American women with stage IV metastatic breast cancer and stage III locally advanced breast cancer – collectively known as advanced breast cancer – must cope with feelings of isolation when their disease progresses – a time when, conceivably, support is needed most. Findings from the survey provide insight as to why and how the experiences of women with advanced breast cancer differ from those with earlier stages.
“People diagnosed with earlier stages of breast cancer focus on completing treatment as quickly as possible, putting the experience behind them and becoming a survivor,” says Shirley Mertz, president of Metastatic Breast Cancer Network and an advisory board member for Count Us, Know Us, Join Us, a program created by Novartis Oncology and 13 cancer advocacy organizations for people impacted by advanced breast cancer. “In a stage IV diagnosis where cancer spreads or metastasizes, patients must learn to cope with ongoing, never-ending treatments and uncertainty that comes with disease progression.”
An estimated 220,000 women in the United States are diagnosed with breast cancer each year, and as many as 30 percent will develop metastatic disease. For these women, whereas support seems to be strong surrounding their original breast cancer diagnosis, some express difficulty in explaining to their loved ones what it means now that their disease has progressed. According to three-quarters of women who participated in the survey, the differences are severe enough that they feel that no one understands what they are going through.
“Many women whose disease has progressed feel isolated from broader breast cancer support groups that focus on early detection and survivorship, because their cancer will not go away,” says Christine Benjamin, breast cancer program director at SHARE Cancer Support, and also an advisory board member for Count Us, Know Us, Join Us. “This is why it is critical for women with advanced breast cancer and their loved ones to receive additional emotional support and resources in order to cope with what has become their new normal.”
Benjamin explained that the same type of emotional support and informational resources are especially critical for the approximately 38,000 American women each year who receive an initial diagnosis of advanced breast cancer. Unfortunately, while nearly all of those surveyed in the U.S. say that they actively seek out information about their diagnosis on their own (97 percent), exactly 50 percent say that what is available does not address their needs. What’s more, 70 percent of women say it is hard to find support groups for advanced breast cancer.
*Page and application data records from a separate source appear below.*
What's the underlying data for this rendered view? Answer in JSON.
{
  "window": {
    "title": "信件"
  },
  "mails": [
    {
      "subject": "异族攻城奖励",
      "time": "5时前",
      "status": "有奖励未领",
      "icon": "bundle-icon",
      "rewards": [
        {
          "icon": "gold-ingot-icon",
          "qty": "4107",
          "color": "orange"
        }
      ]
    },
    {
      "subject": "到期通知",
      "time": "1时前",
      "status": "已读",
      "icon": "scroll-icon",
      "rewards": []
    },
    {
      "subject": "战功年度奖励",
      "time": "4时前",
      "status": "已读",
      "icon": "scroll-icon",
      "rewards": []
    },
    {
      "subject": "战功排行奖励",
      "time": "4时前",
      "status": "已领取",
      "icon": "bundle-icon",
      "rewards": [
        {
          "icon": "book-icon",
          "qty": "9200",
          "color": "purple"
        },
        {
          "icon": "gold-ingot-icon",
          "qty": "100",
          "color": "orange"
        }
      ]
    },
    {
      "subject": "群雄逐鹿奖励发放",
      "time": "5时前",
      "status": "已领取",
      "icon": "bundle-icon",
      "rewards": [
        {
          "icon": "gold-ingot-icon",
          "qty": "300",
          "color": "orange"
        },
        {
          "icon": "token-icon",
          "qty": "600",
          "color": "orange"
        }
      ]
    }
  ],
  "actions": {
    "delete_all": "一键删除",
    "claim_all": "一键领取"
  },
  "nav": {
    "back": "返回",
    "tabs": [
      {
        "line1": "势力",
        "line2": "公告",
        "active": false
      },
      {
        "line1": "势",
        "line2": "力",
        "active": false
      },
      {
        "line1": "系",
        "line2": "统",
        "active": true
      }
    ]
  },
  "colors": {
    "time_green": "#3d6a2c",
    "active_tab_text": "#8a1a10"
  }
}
According to Mertz and Benjamin, providing support tailored to the needs of women living with advanced breast cancer plays a huge factor in helping them to live better lives. For that reason, Metastatic Breast Cancer Network, SHARE and other advocacy organizations work to create programs specifically for women with advanced and metastatic breast cancer and help to provide resources such as Count Us, Know Us, Join Us which offers information and support on its website, www.advancedbreastcancercommunity.org, for people impacted by the disease.